Given this logic, any person who was looking to purchase a gun without a background check from a table dealer would now lose the legal capacity to do so. However, Hardiman acknowledges that anyone seeking to purchase a used gun illegally will still be able to do so.
With an eye on sales data, Hardiman acknowledges that the last seven years of sector growth have been driven by the influence of the National Rifle Association and the President’s rhetoric.
“It’s not an enormous industry in terms of dollars, but the sway that the NRA has is pretty enormous,” he says. “The NRA feeds off [anti-gun rhetoric]. If there were not threats of new gun regulations, the NRA would struggle, and industry sales would be somewhat less than they have been. Barack Obama has been extremely good for the gun industry.”
However, Hardiman raises concerns that other analysts are ignoring fundamentals and long-term influences on the market.
“I can’t argue for the upside that some of my peers are calling for,” he says.
On average, Smith & Wesson has traded at about a 14x year-forward price to earnings multiple, and yet you now have many that are calling for a 20x multiple. That doesn’t make much sense in the absence of a structural change to the industry, and despite the current surge in gun sales, there’s really no evidence of such a change over the past few months.”
Hardiman argues that many analysts are not considering the uncertainty of the next political cycle and what Washington politics – the primary driver of industry growth for nearly a decade – will look like in 13 or 14 months.
“Absent a surge of sales and manufacturing, we have to ask: What will the end of fiscal 2017 year look like when we have a new president?” he says. “We’ll be in the first 100 days and we’ll have to see if gun legislation is part of the initial plans. Given that uncertainty, why is someone willing to assign a growth type multiple on next year’s numbers? I struggle to come up with that answer.”
Aside from the short-term threat that new owners may not be the primary drivers of recent growth – and the 40% surge in SWHC shares after the San Bernardino attacks, Hardiman plans to keep an eye on the progress of the 2016 election cycle – another obvious risk.
“If a Republican gets elected, gun stocks will go down,” he says. “Going from a Democrat to a Republican doesn’t help – or create that urgency. Going from the Republican to a Democrat, it shoots up. There will be a bit of poll watching over the next few months.”
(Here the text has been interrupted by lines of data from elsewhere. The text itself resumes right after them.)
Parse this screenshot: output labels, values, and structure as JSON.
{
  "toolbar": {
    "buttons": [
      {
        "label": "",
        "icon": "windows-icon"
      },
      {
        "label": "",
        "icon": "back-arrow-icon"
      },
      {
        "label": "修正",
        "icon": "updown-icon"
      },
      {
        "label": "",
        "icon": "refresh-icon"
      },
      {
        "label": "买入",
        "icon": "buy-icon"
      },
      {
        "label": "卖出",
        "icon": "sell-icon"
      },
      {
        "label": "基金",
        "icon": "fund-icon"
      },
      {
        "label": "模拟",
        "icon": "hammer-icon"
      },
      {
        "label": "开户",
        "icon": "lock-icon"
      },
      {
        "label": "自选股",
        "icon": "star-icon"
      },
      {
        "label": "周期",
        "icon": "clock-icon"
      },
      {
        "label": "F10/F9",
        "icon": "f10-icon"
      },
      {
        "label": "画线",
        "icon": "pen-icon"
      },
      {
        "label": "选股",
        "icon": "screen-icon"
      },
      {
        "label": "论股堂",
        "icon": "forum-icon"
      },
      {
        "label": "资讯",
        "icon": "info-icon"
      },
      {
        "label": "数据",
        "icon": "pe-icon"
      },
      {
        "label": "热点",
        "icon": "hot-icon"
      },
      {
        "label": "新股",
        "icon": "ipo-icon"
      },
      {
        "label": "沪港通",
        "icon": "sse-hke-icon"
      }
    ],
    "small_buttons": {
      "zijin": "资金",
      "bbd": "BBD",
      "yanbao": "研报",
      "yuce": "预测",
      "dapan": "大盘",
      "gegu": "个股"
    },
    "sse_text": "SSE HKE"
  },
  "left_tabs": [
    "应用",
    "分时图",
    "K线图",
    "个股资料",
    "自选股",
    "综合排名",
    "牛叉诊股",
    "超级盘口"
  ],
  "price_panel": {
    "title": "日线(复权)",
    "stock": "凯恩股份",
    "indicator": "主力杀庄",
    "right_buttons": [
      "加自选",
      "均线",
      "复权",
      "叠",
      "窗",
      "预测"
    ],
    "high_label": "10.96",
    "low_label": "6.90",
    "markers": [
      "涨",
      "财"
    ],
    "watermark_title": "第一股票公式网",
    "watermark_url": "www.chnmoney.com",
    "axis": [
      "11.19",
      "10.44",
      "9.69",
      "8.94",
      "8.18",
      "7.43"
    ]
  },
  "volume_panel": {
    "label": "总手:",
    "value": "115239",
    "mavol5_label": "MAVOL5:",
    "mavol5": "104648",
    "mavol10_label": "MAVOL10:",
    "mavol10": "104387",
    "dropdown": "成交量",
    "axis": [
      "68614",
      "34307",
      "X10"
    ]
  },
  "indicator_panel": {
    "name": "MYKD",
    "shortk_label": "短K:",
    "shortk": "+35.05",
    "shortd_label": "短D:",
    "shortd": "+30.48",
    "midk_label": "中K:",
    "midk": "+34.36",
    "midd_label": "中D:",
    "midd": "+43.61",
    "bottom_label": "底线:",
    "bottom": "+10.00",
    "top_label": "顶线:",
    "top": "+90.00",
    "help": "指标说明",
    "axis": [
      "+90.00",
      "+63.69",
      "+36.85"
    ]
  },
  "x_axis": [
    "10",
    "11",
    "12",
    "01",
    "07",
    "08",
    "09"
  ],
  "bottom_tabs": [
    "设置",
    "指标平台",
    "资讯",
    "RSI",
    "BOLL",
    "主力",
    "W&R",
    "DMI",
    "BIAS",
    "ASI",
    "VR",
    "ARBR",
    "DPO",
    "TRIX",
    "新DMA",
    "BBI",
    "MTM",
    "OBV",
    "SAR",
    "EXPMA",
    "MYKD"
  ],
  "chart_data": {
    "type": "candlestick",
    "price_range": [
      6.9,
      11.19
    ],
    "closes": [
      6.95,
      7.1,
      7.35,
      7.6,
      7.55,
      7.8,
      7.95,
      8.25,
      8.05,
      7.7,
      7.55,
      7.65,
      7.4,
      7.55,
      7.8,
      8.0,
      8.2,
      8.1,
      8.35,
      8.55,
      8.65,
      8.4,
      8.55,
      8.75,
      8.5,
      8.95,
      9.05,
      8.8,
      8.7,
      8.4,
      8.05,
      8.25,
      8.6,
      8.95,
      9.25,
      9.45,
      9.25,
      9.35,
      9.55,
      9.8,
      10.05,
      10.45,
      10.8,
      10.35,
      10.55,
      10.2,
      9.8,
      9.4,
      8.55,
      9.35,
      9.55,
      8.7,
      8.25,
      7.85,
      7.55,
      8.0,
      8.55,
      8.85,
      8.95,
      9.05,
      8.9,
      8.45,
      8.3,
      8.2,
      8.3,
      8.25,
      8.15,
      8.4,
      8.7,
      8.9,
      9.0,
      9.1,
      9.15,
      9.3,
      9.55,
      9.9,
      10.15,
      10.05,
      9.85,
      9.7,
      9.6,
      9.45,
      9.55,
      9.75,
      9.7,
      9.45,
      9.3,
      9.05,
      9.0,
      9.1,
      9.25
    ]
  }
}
According to Thomson First/Call, SWHC stock has an average price target from 10 analysts of $25.60. The low-end estimate sits at $16, while the high-end currently is at $31.